Who is he?
Another business school superstar, visiting strategy professor at LBS and consultant to the corporate elite, Gary Hamel has been named by the Wall Street Journal as one of the 'world's most influential business thinkers'. Alongside CK Prahalad, Hamel was the originator of the hugely influential concept of core competencies.
An ardent and articulate defender of capitalism, Hamel is vehement in his criticism of the regulatory and government failings that contributed to the crisis in 2008 and the corporate abuse that fed on it. 'If there was a worse moral nadir in the last 20 years than hearing Goldman's Lloyd Blankfein before Congress, I don't know what it was,' he sighs. 'And parsing it that because they're sophisticated investors it gives us (Goldman Sachs) the right to screw them if we choose - that's unbelievable'.
Yet it's illogical for consumers to blame capitalism for successfully giving them what they've asked it for, he argues. Instead, the question should be whether we as consumers are prepared to change what we want. 'As a business school professor and long-term defender of capitalism there are days when you wish there were another team to bat for,' he concedes. 'But there isn't. It's the only bloody team, so we'd better get it in shape.'
Innovation in management is as important as innovation in products and services, says Hamel, but widely neglected. In The Future of Management (Harvard Business School Press, 2007), he argues that it's time for a new model of management, because its old mainstays - hierarchy, control, standardisation, reliance on material rewards and sanctions - were designed for an industrial age when the business imperatives were compliance and replicability. Now they fall at the first contemporary hurdle: the need to make firms 'as nimble as change itself'. In an effort to restart management evolution, Hamel set up the Management Innovation EXchange (the MIX) website and co-founded LBS's Management Labs, with Julian Birkinshaw, both dedicated to the 'reinvention of management' for the 21st century.
Who is he?
The master of the Masters of the Universe, Barton is McKinsey's global managing director. McKinsey of course is the world's pre-eminent consulting firm, a behemoth with revenues of $6bn and a presence in 50 countries. Its consultants 'whisper in the ear of government leaders, international regulators and the chief executives of 95% of the world's largest corporations', as one recent profile put it.
The mild-mannered Barton pedals a radical line, insisting there can be no return to business as usual, that short-term shareholder value maximisation has become the problem not the solution, and that capital's interests need to be realigned with capitalism.
He says much that went wrong before, during and after the crisis 'stemmed from failures of governance, decision-making and leadership within companies' - that is, the crisis was a result of how organisations are run much more than it was an economic phenomenon.
He is disarmingly frank about the role that consultancies and business schools have played in embedding the doctrines that are now dramatically unravelling. 'Yes,' he says simply. 'That's why I feel strongly we have an duty to do something now'. Business schools too, he believes, need to engage in 'deep introspection' about their teaching and leadership, since not only technical skills but also the character of business have been found wanting.
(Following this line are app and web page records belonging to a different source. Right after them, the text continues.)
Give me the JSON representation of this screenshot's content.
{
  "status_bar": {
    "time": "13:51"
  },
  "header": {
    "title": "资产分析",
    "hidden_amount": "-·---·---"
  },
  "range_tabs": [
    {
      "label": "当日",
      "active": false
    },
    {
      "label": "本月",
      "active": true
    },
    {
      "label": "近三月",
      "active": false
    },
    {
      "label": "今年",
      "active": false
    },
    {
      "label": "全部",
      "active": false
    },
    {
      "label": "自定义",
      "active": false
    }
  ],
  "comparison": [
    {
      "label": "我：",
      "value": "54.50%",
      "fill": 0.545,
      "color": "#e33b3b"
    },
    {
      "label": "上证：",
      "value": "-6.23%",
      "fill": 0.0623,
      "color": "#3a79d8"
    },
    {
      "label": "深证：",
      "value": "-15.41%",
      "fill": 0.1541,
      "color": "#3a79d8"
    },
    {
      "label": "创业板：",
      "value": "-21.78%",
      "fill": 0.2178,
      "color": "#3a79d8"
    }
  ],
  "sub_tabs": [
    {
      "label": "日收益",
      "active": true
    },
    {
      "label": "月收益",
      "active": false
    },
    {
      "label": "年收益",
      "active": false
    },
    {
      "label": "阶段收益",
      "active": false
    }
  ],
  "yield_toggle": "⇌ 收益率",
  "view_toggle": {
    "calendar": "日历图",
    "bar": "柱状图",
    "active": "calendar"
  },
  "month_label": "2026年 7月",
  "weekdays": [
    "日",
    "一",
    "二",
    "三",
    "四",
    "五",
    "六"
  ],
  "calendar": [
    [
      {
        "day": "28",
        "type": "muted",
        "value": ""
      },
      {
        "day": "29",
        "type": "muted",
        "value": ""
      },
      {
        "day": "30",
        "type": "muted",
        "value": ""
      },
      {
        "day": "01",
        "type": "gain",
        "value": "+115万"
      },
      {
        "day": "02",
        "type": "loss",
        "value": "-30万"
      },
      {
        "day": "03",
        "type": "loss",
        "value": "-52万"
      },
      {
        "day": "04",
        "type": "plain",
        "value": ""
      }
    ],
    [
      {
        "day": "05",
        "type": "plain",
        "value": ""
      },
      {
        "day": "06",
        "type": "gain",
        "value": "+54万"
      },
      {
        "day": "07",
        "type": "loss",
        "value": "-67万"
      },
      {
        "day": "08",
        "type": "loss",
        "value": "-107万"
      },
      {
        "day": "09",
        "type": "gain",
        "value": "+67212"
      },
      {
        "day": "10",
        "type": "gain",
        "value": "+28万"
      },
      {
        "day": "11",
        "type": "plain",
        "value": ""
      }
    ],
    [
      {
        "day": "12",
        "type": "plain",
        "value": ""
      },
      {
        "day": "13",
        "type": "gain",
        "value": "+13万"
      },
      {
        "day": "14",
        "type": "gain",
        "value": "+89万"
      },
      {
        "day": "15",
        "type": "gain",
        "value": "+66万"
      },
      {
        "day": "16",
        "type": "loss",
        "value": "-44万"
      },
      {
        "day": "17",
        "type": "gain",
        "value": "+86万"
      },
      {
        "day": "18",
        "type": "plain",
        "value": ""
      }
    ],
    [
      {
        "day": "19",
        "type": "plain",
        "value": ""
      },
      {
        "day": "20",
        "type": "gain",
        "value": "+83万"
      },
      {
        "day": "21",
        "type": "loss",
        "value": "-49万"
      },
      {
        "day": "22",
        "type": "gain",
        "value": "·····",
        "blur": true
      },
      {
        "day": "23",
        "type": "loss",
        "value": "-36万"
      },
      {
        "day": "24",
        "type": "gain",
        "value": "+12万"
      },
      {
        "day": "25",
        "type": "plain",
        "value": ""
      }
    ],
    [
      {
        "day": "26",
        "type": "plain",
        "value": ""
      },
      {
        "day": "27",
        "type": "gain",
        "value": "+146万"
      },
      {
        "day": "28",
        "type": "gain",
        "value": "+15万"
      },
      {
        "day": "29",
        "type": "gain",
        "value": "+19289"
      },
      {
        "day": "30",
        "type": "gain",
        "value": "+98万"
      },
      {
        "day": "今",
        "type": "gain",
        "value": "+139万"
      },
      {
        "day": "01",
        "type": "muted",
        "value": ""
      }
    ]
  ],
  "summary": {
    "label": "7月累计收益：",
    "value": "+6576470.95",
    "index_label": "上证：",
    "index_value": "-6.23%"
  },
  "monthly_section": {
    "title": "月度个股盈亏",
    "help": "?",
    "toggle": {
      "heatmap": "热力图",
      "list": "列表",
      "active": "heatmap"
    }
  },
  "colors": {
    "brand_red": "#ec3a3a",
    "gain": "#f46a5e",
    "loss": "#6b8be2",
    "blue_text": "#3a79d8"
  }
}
Cynics murmur that after the Anil Kumar affair, when the firm's senior partner admitted passing client secrets to a hedge fund manager, a shaken McKinsey badly needs some high ground to stand on; and that in true consultancy style, having sold its clients shareholder value, it can now move on to the next big thing. Whatever it is. For once that matters less than the fact the deep change Barton proposes is much more likely to happen with McKinsey pushing for it than against.